At the time of the dismissal, Ms Shoesmith had not seen a copy of the report and as a result, she could not provide her response to the allegations against her.

Ms Shoesmith appealed, by way of judicial review, against the decision to dismiss her and against the contents of the Ofsted report.

At first instance, Ms Shoesmith was unsuccessful.  Last week, Ms Shoesmith’s further appeal was heard by the High Court.

The Court of Appeal rejected Ms Shoesmith’s challenge to the Ofsted Report, but determined that the dismissal was unfair and unlawful due to procedural unfairness.  The Court concluded that, as with any other employee, Ms Shoesmith should have had the right to a fair procedure, which included her opportunity to comment on the report which contained the allegations against her.  The Court accepted that the Council had knowledge of the unlawfulness of its actions, as Ms Shoesmith had addressed this in her appeal.  The Council has been ordered to agree an appropriate level of compensation with Ms Shoesmith.

This is an extremely emotive issue.  The media in this case was looking for someone to blame and Ed Balls provided Ms Shoesmith as the obvious candidate. 

The case highlights the fact that even where it seems that an employer has no alternative but to dismiss an employee, this does not negate the need for a fair procedure.  In this case, the Council did not follow any proper procedure and failed to allow Ms Shoesmith the opportunity to address the allegation against her.  It also appeared that the decision was prejudged as Ed Balls confirmed her immediate departure over a week before she was dismissed. 

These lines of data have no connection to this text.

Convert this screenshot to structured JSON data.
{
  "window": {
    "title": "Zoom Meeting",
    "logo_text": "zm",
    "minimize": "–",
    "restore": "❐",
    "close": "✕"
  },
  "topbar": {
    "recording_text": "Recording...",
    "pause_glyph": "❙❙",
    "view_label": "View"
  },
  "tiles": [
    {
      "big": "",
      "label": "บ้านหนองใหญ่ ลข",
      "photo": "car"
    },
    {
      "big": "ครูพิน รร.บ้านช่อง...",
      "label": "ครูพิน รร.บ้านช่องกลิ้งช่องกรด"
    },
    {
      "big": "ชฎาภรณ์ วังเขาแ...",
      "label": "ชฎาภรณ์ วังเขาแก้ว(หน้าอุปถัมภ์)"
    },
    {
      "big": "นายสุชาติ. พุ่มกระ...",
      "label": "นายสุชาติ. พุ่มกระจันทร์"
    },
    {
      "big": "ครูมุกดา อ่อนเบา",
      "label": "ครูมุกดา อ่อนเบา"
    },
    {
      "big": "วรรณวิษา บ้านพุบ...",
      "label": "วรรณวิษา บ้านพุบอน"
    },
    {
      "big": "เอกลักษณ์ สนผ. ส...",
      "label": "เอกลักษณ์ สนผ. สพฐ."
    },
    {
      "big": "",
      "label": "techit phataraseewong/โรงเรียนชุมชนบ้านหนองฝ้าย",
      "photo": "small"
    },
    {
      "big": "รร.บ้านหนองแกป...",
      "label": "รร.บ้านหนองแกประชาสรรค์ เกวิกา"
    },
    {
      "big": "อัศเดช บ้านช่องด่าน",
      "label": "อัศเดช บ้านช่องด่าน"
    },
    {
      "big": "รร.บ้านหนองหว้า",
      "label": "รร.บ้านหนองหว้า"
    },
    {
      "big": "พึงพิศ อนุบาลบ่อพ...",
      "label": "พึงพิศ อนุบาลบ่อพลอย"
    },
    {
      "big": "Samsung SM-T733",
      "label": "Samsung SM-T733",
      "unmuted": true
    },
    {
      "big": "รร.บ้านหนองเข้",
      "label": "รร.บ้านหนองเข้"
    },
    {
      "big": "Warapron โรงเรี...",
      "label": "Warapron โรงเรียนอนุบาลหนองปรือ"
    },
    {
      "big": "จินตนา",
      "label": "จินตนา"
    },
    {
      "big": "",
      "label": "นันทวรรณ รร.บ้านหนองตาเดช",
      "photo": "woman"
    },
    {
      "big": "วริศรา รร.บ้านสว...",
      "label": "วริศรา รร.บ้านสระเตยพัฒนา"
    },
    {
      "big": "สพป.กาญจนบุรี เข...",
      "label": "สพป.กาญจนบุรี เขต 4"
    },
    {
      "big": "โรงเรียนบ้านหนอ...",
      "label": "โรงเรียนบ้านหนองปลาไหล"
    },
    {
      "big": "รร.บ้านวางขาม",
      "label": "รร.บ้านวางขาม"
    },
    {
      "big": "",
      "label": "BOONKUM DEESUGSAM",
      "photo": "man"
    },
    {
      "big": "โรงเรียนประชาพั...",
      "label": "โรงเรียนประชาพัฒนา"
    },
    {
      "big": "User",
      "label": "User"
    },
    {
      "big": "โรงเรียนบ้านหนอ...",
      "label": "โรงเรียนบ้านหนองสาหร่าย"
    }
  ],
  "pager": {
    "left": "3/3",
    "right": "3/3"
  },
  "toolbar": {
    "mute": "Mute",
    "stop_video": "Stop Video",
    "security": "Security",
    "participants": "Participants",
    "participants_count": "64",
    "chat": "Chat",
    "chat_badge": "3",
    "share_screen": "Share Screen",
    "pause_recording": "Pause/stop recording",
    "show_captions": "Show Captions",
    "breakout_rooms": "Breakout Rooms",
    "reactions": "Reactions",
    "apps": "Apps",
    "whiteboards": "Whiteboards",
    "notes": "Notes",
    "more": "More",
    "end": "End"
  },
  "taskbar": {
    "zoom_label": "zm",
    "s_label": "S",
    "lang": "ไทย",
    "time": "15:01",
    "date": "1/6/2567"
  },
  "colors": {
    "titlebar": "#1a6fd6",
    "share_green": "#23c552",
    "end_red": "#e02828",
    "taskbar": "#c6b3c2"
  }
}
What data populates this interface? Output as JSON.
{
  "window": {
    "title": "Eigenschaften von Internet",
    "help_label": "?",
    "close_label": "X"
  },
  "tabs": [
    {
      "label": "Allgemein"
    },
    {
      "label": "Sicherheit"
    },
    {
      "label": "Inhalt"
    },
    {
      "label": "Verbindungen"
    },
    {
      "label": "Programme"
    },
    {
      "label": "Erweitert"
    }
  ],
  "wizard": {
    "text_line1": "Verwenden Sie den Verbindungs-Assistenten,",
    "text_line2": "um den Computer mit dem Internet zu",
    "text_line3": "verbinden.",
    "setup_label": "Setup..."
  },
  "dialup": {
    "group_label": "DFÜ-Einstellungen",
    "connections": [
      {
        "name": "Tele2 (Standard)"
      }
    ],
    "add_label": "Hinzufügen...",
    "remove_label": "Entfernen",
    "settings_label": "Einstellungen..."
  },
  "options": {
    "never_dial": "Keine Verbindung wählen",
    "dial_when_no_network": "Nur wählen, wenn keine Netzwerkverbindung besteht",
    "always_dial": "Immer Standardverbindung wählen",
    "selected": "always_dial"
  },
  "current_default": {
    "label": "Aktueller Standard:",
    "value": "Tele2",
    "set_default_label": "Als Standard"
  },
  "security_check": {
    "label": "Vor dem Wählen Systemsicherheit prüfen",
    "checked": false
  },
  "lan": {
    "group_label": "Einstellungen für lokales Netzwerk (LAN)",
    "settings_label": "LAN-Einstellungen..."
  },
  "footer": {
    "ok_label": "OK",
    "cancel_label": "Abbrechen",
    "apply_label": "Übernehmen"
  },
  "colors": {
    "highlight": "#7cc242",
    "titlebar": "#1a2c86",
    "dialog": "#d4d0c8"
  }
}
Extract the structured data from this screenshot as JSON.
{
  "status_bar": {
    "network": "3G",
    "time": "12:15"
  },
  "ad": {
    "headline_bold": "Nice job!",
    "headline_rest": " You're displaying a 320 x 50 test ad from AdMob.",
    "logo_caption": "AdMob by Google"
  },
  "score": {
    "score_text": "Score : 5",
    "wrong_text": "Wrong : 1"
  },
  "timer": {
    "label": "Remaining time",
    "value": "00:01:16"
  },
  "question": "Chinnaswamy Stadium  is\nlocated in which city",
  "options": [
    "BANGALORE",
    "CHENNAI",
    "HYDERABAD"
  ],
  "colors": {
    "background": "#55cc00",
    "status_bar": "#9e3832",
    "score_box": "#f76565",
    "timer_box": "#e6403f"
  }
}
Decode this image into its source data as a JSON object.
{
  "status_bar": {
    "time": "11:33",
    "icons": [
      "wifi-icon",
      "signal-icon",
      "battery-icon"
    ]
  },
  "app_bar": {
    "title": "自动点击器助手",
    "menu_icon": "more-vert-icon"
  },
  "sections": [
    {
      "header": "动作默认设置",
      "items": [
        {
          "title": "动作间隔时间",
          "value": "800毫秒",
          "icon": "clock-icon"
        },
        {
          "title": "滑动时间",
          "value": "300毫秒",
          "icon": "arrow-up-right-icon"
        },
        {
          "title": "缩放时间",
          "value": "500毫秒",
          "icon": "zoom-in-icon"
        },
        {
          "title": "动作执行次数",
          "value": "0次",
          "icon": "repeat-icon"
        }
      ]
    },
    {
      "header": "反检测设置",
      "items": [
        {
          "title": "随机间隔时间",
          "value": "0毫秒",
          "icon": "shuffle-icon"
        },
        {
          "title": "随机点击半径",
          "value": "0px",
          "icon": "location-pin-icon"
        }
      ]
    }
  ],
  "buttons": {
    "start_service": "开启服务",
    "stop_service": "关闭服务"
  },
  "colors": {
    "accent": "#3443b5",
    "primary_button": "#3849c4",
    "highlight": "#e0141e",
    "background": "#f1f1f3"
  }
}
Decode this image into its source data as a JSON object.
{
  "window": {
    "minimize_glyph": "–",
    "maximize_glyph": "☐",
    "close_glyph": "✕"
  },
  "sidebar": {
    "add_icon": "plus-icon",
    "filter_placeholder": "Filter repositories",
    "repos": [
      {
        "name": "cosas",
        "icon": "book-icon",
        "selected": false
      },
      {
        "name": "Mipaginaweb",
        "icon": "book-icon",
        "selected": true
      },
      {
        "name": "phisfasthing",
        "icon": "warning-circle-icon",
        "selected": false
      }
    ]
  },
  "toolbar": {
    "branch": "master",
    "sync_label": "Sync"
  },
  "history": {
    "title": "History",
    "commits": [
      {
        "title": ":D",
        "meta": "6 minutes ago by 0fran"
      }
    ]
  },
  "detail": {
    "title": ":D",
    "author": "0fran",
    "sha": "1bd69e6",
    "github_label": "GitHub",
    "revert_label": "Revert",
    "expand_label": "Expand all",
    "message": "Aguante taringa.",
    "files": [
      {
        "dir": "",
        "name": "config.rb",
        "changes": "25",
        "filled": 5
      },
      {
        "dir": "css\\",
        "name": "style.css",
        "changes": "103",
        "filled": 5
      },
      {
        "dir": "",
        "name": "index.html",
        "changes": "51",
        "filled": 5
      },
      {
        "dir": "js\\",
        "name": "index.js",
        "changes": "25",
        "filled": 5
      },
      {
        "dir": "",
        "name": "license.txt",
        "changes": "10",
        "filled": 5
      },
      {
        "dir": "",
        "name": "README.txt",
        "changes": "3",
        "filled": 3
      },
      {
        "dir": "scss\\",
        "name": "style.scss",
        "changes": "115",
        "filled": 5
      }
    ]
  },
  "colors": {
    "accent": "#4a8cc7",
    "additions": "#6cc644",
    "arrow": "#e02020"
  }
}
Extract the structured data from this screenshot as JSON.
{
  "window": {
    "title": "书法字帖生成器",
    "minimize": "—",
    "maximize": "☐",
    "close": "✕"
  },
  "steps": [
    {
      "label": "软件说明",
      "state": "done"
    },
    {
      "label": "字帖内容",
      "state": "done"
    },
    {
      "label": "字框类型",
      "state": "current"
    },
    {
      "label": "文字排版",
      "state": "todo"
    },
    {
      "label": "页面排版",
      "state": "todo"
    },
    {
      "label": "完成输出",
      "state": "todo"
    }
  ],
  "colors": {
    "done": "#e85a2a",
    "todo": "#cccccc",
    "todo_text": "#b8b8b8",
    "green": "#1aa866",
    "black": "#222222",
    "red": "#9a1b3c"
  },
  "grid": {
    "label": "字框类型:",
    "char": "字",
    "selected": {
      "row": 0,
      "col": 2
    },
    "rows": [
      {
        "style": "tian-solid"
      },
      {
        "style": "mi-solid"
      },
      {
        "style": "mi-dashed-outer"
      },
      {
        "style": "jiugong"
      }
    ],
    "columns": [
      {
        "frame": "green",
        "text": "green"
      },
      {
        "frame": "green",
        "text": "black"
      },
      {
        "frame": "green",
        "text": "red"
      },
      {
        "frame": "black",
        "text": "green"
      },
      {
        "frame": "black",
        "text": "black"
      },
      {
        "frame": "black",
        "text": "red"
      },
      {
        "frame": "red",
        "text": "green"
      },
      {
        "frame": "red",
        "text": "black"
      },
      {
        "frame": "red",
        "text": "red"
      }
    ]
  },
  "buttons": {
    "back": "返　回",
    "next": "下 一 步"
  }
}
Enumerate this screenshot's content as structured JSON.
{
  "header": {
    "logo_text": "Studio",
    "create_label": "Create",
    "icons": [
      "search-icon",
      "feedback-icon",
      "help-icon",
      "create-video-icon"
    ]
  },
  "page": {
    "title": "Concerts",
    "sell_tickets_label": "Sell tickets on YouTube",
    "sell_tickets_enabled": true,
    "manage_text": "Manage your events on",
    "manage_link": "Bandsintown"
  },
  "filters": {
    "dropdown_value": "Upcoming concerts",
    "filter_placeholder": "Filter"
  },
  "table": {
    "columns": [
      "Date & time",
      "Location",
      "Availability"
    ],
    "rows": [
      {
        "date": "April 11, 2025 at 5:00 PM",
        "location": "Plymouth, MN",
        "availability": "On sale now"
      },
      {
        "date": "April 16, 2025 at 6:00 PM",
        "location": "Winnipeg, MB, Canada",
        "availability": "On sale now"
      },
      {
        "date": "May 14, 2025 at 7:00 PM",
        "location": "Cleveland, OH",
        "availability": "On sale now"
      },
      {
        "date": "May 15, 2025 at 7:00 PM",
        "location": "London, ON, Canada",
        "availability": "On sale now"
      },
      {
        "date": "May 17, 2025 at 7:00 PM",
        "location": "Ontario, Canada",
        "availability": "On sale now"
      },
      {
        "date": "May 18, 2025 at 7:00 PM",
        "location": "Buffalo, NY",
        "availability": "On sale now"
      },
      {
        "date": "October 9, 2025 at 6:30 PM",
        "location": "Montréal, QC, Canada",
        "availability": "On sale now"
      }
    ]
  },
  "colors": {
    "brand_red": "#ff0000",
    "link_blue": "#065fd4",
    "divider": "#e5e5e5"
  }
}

It is worth noting that Ms Shoesmith’s compensation may not reach the extravagant sums speculated in the media.  Procedural unfairness in a dismissal, where the outcome would have been the same in any event, usually limits compensation to the time it would have taken to follow a fair procedure.